Lovers and performers of opera often feel the need to defend it to outsiders, but AU’s productions of “Down in the Valley” and “The Old Maid and the Thief” need little defense. With a single full-length production, an audience might only get one take on the art form, but with the pairing of these two one-act works, clocking in at about 30 and 75 minutes respectively, audiences have the chance to see the kind of thematic and musical range opera can have.
Kurt Weill’s “Down in the Valley,” the first of the two shows, tells the story of the love of young Brack Weaver and Jennie Parsons to the folk sounds of its original setting in Appalachia. With a romantic plot, a large ensemble dance sequence and spoken scenes paired with songs, “Down in the Valley,” like Weill’s famous “Street Scene,” was part of a movement among composers of his time to bridge the gap between the Met and Broadway and the score plays almost as much as a musical as it does an opera.
The sometimes small-and- sweet, sometimes epic-and-sweeping arias and ensemble songs are derived from or meant to sound like old folk songs of a much younger America—songs which still influence modern bluegrass and Americana—and those songs will reach out and grab even those completely unfamiliar with opera. This music, combined with its tightly-written story and engaging cast, together make for an ideal first incursion into the art form.
With “The Old Maid and the Thief,” however, Gian Carlo Menotti fashions a comical and approachable story within the musical form of more traditional opera.
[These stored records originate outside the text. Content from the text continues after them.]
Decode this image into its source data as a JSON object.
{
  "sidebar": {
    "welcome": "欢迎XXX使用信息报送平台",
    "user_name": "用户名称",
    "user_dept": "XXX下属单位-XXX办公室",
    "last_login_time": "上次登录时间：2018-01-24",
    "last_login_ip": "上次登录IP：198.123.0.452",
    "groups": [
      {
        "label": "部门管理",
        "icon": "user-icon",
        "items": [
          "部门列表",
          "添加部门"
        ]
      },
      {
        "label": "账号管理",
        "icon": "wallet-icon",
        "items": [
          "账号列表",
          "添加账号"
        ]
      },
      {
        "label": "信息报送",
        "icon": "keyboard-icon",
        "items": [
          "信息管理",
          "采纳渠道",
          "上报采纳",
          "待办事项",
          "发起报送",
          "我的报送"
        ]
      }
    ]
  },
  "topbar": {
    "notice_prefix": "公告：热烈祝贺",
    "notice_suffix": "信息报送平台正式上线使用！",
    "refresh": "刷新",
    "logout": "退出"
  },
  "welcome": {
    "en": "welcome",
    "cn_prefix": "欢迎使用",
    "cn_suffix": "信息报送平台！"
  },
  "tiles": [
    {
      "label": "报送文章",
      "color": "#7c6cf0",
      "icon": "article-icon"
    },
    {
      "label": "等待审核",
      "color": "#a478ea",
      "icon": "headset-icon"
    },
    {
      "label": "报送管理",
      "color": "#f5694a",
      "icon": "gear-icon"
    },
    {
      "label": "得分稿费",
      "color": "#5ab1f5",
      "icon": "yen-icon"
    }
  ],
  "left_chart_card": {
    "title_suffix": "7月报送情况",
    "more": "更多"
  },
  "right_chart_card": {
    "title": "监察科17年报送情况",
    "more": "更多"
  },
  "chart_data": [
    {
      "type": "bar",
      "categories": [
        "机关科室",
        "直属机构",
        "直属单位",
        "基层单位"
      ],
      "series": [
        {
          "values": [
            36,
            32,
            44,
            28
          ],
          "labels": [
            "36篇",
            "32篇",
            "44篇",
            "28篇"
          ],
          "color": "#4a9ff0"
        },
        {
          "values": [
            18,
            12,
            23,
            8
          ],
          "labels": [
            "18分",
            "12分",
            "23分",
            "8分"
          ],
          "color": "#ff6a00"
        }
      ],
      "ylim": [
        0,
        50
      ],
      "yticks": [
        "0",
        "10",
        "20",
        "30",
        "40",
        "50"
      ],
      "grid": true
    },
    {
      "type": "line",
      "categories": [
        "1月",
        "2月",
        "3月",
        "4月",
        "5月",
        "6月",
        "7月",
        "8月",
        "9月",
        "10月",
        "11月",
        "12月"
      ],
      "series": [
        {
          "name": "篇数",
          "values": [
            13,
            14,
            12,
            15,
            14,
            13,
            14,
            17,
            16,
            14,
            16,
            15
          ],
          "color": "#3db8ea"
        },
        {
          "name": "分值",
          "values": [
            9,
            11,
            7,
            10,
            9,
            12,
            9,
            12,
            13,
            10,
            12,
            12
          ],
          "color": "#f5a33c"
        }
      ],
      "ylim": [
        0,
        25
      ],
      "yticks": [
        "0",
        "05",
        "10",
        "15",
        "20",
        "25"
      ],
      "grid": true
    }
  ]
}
When Ms. Todd and her maid Laetitia allow the wandering and homeless—but attractive—Bob to stay the night, they decide they will use any means necessary to keep him there, even though he bears a striking resemblance to a dangerous, escaped convict.
Though the show was originally written as a radio opera, the story adapts itself well to staging with its smart humor and memorable characters. Anyone who has lived in a small town will recognize Ms. Todd and Ms. Pinkerton as the kind of church-lady gossips they might have known back home.
Freshman Isaac Derkach, who starred in “Deathtrap” last semester, takes on his first opera production as Jennie’s father. Besides admiring the “interspersed moments of passion, romance, action, and suspense all set to a score which is nothing less than beautiful,” he commented on the energy and unity of the ensemble.
“We’ve got this great collective energy as a cast,” Derkach said. “We all know each other and, as much as we are individual characters, we are all quite an effective unit.”
For Clare Lillig, a freshman who comes from an opera background and studies voice performance, the opportunity to perform in not one but two shows simultaneously has been a valuable and insightful first experience on Byrum Hall Stage. After performing with the ensemble of “Down in the Valley,” she dons the hat and raincoat of town busybody Ms. Pinkerton in “The Old Maid and the Thief.” Throughout the process, she has worked closely both with her own class and just as closely with more experienced students.
“I get to work with seniors and even some who have graduated already, and then freshman like myself,” Lillig said. “I love this because there is so much wisdom coming from upperclassmen and so much I can learn. This production has made me even more excited for my years and productions to come at AU.”
Even for those in the cast with previous experience on Byrum Stage, the shows are not without their difficulties. Senior musical theatre major Natalie Pridemore’s last role on stage was the massive and difficult role of Mama Rose in “Gypsy” last semester, and transitioning from heavy musical theatre singing to heavy opera singing has been the largest challenge of her role as Ms. Todd (the titular Old Maid of the show). That said, Pridemore’s well-balanced training and hard work has paid off in another strong showing.
Sophomore Kayla Brandt found that, though she has played the “love interest” before, working on the part of Jennie Parsons has challenged her both on and off stage.
“Personally, playing a love interest has challenged me to be a more affectionate person,” Brandt said. “The best part about this show is definitely the cast. It is so fun to be a part of a big cast and collaborate with everyone—each role adds another layer of detail in an already beautiful story.”
Director and conductor Dr. Fritz Robertson has been conducting and music directing musicals and operas for most of his tenure at AU, but “Valley” and “Old Maid” are his first time stage directing—meaning staging and providing acting coaching—in over 15 years.
Despite his hiatus, Dr. Robertson’s extensive knowledge and experience still shows in both productions’ inventive staging. Audience members will notice that both shows carry similar themes without becoming monotonous, but also share other subtle details.
Audiences should be on the lookout for nods from one show to the other that imply both stories exist in the same world and the same time.
“Down in the Valley” and “The Old Maid and the Thief” run Friday and Saturday in Byrum Hall at 7:30 p.m. and again Sunday at 2:30 p.m. AU Students, faculty, and staff each receive two free tickets.